If the first thing parents learned about estate planning, was that it is a way to protect their children from being raised by their rebellious brother, chances are good that every parent would rush to have their estate plan done.
Most of us understand that an estate plan is to distribute assets after we die. However, anyone with children under age 18, need to know that their will is used to name who they want to raise their children if they should both die. A will is also used to name the person who will take care of the money left for the children. This should be taught in Parenting 101.
Wealth Advisor’s recent article, “What's missing from your estate plan?” advises that it’s not a good idea to have the same person perform both of these tasks. Separating the people who care for your kids from those with free access to the money left behind, is a better choice. If the parents’ estate plans do not include instructions concerning the children, those left behind can have drastically different opinions about where the children should live and how they should be cared for.

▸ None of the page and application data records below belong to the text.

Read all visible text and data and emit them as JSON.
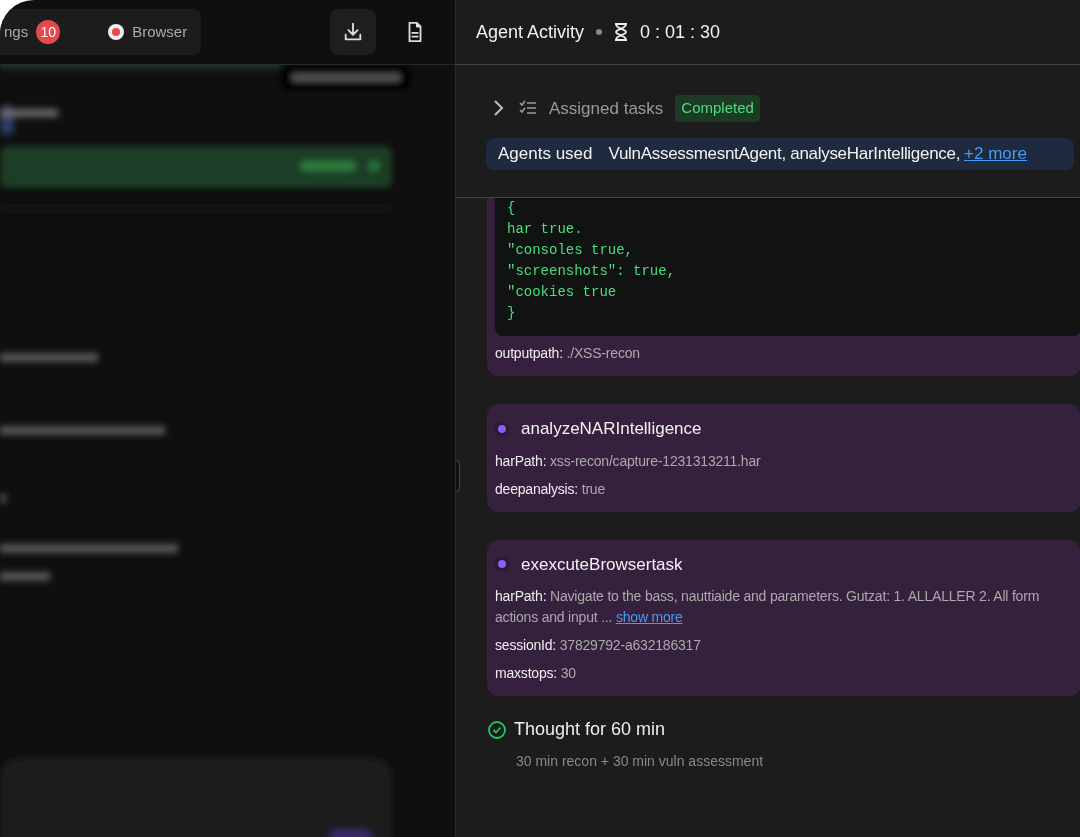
{
  "left_panel": {
    "tabs": [
      {
        "label": "ngs",
        "badge": "10",
        "kind": "count"
      },
      {
        "label": "Browser",
        "kind": "record"
      }
    ],
    "actions": [
      {
        "kind": "download"
      },
      {
        "kind": "document"
      }
    ]
  },
  "activity": {
    "title": "Agent Activity",
    "timer": "0 : 01 : 30",
    "assigned_tasks": {
      "label": "Assigned tasks",
      "status": "Completed",
      "expanded": false
    },
    "agents_used": {
      "label": "Agents used",
      "agents": "VulnAssessmesntAgent, analyseHarIntelligence,",
      "more": "+2 more"
    },
    "tasks": [
      {
        "code": [
          "{",
          "har true.",
          "\"consoles true,",
          "\"screenshots\": true,",
          "\"cookies true",
          "}"
        ],
        "params": [
          {
            "key": "outputpath:",
            "value": "./XSS-recon"
          }
        ]
      },
      {
        "name": "analyzeNARIntelligence",
        "params": [
          {
            "key": "harPath:",
            "value": "xss-recon/capture-1231313211.har"
          },
          {
            "key": "deepanalysis:",
            "value": "true"
          }
        ]
      },
      {
        "name": "exexcuteBrowsertask",
        "params": [
          {
            "key": "harPath:",
            "value": "Navigate to the bass, nauttiaide and parameters. Gutzat: 1. ALLALLER 2. All form actions and input ...",
            "link": "show more"
          },
          {
            "key": "sessionId:",
            "value": "37829792-a632186317"
          },
          {
            "key": "maxstops:",
            "value": "30"
          }
        ]
      }
    ],
    "thought": {
      "title": "Thought for 60 min",
      "detail": "30 min recon + 30 min vuln assessment"
    }
  }
}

When families feel strongly about those issues, it also creates difficulties for the children. They’re not only mourning the loss of the parents, but now their loved ones may be at each other’s throats, in a legal attempt to gain custody that will drain resources and divide the family. However, there are some simple steps that can avoid this additional cost and emotional trauma.
Leaving assets in trust to your children allows you to name someone to be in charge of those assets while they are young, and invest them on their behalf until they come of age and can learn to manage their share. This method also allows you to name one person, who has the right financial skill to be in charge of the money, and you can name a totally different person to be the guardian for your children and care for their daily needs. These two individuals can then counsel together as to what the best decisions are for discretionary distributions for your children while they are minors.
Don’t leave a hole in your estate plan by omitting a document that addresses what happens to you, if you become incapacitated. A living will, also known as an advance directive, is an essential component of a complete estate plan. This document answers "end of life" questions, particularly whether a person should be kept alive by artificial means. Most of us don’t want our families making those difficult choices, so have your estate planning attorney draft an advance directive, so they won’t have to.
Another part of your estate plan that protects people, is a medical durable power of attorney. If you don’t have one in place, and you are incapacitated, your family and medical providers have to guess as to your wishes in certain situation. Name a person to take on this role and have candid conversations about what you would want. This spares your loved ones from further stress during a difficult time, and lets you have more of a choice about your own care.
Parents of young children need to have an estate plan, as soon as they become parents. Contact the Soto Law Firm today to speak with an estate planning attorney, who will be able to make sure that you and your young family are prepared for the ups and downs of life.
Reference: Wealth Advisor (August 27, 2018) “What's missing from your estate plan?”